4 and Hashem said to him, “Pass through the city, through Yerushalayim, and put a mark on the foreheads of the men who moan and groan because of all the abominations that are committed in it.”
va-YO-mer a-do-NAI ay-LAV a-VOR b’-TOKH ha-EER b’-TOKH y’-ru-sha-LA-im v’-hit-VEE-ta TAV al mitz-KHOT ha-a-na-SHEEM ha-ne-e-na-KHEEM v’-ha-ne-e-na-KEEM AL kol ha-TO-ay-VOT ha-na-a-SOT b’-to-KHAH
ד וַיֹּאמֶר יְהֹוָה אלו [אֵלָיו] עֲבֹר בְּתוֹךְ הָעִיר בְּתוֹךְ יְרוּשָׁלָ ִם וְהִתְוִיתָ תָּו עַל־מִצְחוֹת הָאֲנָשִׁים הַנֶּאֱנָחִים וְהַנֶּאֱנָקִים עַל כָּל־הַתּוֹעֵבוֹת הַנַּעֲשׂוֹת בְּתוֹכָהּ׃
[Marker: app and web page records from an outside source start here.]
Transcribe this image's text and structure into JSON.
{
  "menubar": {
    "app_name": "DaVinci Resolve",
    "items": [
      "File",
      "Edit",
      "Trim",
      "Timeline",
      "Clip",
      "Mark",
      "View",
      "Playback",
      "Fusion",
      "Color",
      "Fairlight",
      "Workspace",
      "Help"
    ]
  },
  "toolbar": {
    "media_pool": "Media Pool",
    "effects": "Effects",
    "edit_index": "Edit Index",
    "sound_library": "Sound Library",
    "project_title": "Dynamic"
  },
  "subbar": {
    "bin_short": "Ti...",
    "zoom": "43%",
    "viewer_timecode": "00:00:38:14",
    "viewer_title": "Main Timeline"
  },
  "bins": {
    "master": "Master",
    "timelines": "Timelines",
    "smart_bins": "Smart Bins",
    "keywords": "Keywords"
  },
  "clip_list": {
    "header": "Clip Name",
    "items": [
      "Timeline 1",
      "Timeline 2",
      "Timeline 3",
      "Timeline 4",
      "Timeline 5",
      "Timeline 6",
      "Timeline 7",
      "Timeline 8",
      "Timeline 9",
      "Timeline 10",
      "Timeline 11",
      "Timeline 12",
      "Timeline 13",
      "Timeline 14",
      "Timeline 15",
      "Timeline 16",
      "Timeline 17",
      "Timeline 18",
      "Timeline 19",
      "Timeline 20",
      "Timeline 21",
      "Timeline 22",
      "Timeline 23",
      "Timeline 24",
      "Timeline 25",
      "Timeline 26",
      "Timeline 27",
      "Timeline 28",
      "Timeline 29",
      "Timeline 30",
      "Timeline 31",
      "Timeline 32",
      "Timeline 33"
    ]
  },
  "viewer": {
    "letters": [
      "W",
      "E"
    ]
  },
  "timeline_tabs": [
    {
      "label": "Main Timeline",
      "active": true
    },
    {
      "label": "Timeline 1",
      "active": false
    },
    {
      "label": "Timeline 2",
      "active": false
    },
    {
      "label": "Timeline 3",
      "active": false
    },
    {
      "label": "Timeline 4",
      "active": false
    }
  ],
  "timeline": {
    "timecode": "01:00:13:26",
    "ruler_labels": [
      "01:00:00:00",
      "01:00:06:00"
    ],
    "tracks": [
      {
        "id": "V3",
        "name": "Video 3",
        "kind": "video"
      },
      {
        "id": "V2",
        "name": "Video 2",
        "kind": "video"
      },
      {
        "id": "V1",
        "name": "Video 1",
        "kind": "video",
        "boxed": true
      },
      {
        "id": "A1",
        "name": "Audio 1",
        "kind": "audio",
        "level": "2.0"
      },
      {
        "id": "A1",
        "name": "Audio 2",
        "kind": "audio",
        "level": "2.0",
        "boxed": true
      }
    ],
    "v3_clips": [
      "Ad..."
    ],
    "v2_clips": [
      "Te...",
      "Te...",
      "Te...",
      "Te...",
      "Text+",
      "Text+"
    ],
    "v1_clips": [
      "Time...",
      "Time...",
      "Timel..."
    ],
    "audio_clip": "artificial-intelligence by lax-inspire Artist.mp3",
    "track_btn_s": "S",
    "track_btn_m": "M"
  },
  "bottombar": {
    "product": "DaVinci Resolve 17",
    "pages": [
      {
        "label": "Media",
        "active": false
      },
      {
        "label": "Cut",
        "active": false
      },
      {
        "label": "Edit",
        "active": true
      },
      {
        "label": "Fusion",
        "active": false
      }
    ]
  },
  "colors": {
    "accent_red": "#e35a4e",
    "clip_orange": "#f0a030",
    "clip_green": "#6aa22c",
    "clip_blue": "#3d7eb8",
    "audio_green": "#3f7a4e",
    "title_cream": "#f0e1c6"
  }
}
9:4 And put a mark on the foreheads of the men who moan and groan
Yechezkel is shown a vision of the death of the guilty in Yerushalayim. Before the executions commence, he sees a messenger in white linen mark the foreheads of those who grieve and lament over the destruction, ensuring that a righteous remnant remains. ‘To set a mark’ in Hebrew is vihitveeta tav (והתוית תו), based on which the sages explain that the mark that was made was the Hebrew letter tav (ת). Like the mark of Cain, which, according to Rashi was also a Hebrew letter, this mark is intended to save its bearers from harm.